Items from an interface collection
>>
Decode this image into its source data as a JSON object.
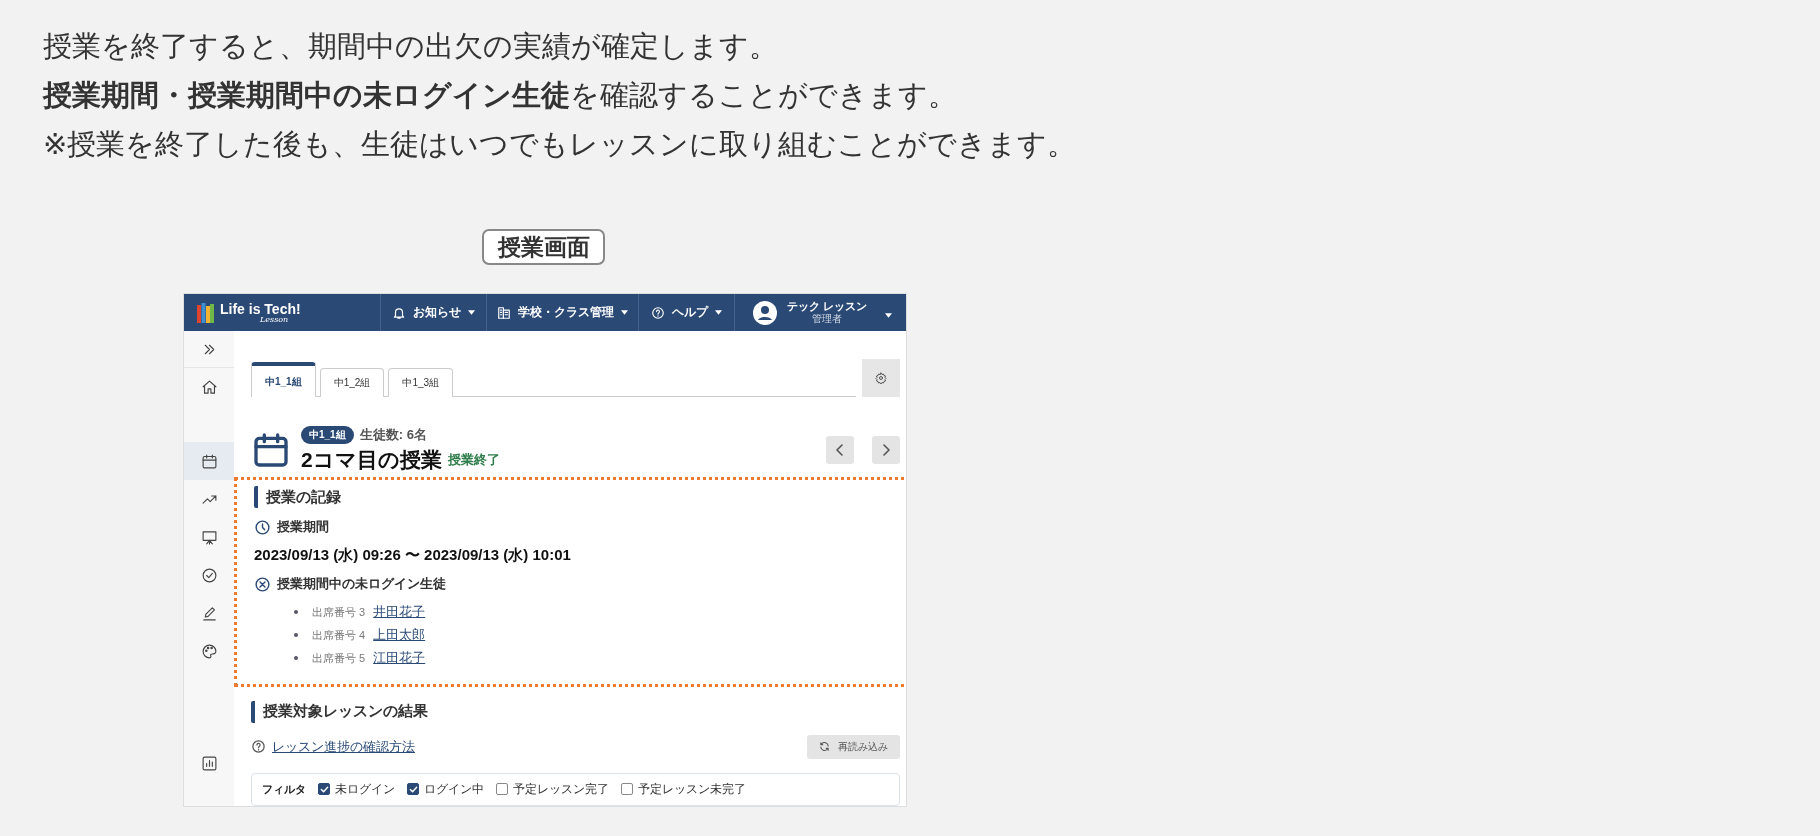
{
  "intro": {
    "lines": [
      "授業を終了すると、期間中の出欠の実績が確定します。",
      "**授業期間・授業期間中の未ログイン生徒**を確認することができます。",
      "※授業を終了した後も、生徒はいつでもレッスンに取り組むことができます。"
    ],
    "caption": "授業画面"
  },
  "header": {
    "logo": "Life is Tech!",
    "logo_sub": "Lesson",
    "nav": [
      {
        "kind": "bell",
        "label": "お知らせ"
      },
      {
        "kind": "building",
        "label": "学校・クラス管理"
      },
      {
        "kind": "help",
        "label": "ヘルプ"
      }
    ],
    "user": {
      "name": "テック レッスン",
      "role": "管理者"
    }
  },
  "sidebar": {
    "items": [
      {
        "kind": "expand",
        "selected": false
      },
      {
        "kind": "home",
        "selected": false
      },
      {
        "kind": "calendar",
        "selected": true
      },
      {
        "kind": "trend",
        "selected": false
      },
      {
        "kind": "board",
        "selected": false
      },
      {
        "kind": "check",
        "selected": false
      },
      {
        "kind": "pen",
        "selected": false
      },
      {
        "kind": "palette",
        "selected": false
      },
      {
        "kind": "chart",
        "selected": false
      }
    ]
  },
  "tabs": [
    {
      "label": "中1_1組",
      "selected": true
    },
    {
      "label": "中1_2組",
      "selected": false
    },
    {
      "label": "中1_3組",
      "selected": false
    }
  ],
  "lesson": {
    "class_badge": "中1_1組",
    "student_count": "生徒数: 6名",
    "title": "2コマ目の授業",
    "status": "授業終了"
  },
  "record": {
    "title": "授業の記録",
    "period_label": "授業期間",
    "period": "2023/09/13 (水) 09:26 〜 2023/09/13 (水) 10:01",
    "absent_label": "授業期間中の未ログイン生徒",
    "students": [
      {
        "number": "出席番号 3",
        "name": "井田花子"
      },
      {
        "number": "出席番号 4",
        "name": "上田太郎"
      },
      {
        "number": "出席番号 5",
        "name": "江田花子"
      }
    ]
  },
  "results": {
    "title": "授業対象レッスンの結果",
    "help_link": "レッスン進捗の確認方法",
    "reload": "再読み込み",
    "filter_label": "フィルタ",
    "filters": [
      {
        "label": "未ログイン",
        "checked": true
      },
      {
        "label": "ログイン中",
        "checked": true
      },
      {
        "label": "予定レッスン完了",
        "checked": false
      },
      {
        "label": "予定レッスン未完了",
        "checked": false
      }
    ]
  }
}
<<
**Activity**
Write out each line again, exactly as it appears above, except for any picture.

**Task output**
Decode this image into its source data as a JSON object.
{
  "intro": {
    "lines": [
      "授業を終了すると、期間中の出欠の実績が確定します。",
      "**授業期間・授業期間中の未ログイン生徒**を確認することができます。",
      "※授業を終了した後も、生徒はいつでもレッスンに取り組むことができます。"
    ],
    "caption": "授業画面"
  },
  "header": {
    "logo": "Life is Tech!",
    "logo_sub": "Lesson",
    "nav": [
      {
        "kind": "bell",
        "label": "お知らせ"
      },
      {
        "kind": "building",
        "label": "学校・クラス管理"
      },
      {
        "kind": "help",
        "label": "ヘルプ"
      }
    ],
    "user": {
      "name": "テック レッスン",
      "role": "管理者"
    }
  },
  "sidebar": {
    "items": [
      {
        "kind": "expand",
        "selected": false
      },
      {
        "kind": "home",
        "selected": false
      },
      {
        "kind": "calendar",
        "selected": true
      },
      {
        "kind": "trend",
        "selected": false
      },
      {
        "kind": "board",
        "selected": false
      },
      {
        "kind": "check",
        "selected": false
      },
      {
        "kind": "pen",
        "selected": false
      },
      {
        "kind": "palette",
        "selected": false
      },
      {
        "kind": "chart",
        "selected": false
      }
    ]
  },
  "tabs": [
    {
      "label": "中1_1組",
      "selected": true
    },
    {
      "label": "中1_2組",
      "selected": false
    },
    {
      "label": "中1_3組",
      "selected": false
    }
  ],
  "lesson": {
    "class_badge": "中1_1組",
    "student_count": "生徒数: 6名",
    "title": "2コマ目の授業",
    "status": "授業終了"
  },
  "record": {
    "title": "授業の記録",
    "period_label": "授業期間",
    "period": "2023/09/13 (水) 09:26 〜 2023/09/13 (水) 10:01",
    "absent_label": "授業期間中の未ログイン生徒",
    "students": [
      {
        "number": "出席番号 3",
        "name": "井田花子"
      },
      {
        "number": "出席番号 4",
        "name": "上田太郎"
      },
      {
        "number": "出席番号 5",
        "name": "江田花子"
      }
    ]
  },
  "results": {
    "title": "授業対象レッスンの結果",
    "help_link": "レッスン進捗の確認方法",
    "reload": "再読み込み",
    "filter_label": "フィルタ",
    "filters": [
      {
        "label": "未ログイン",
        "checked": true
      },
      {
        "label": "ログイン中",
        "checked": true
      },
      {
        "label": "予定レッスン完了",
        "checked": false
      },
      {
        "label": "予定レッスン未完了",
        "checked": false
      }
    ]
  }
}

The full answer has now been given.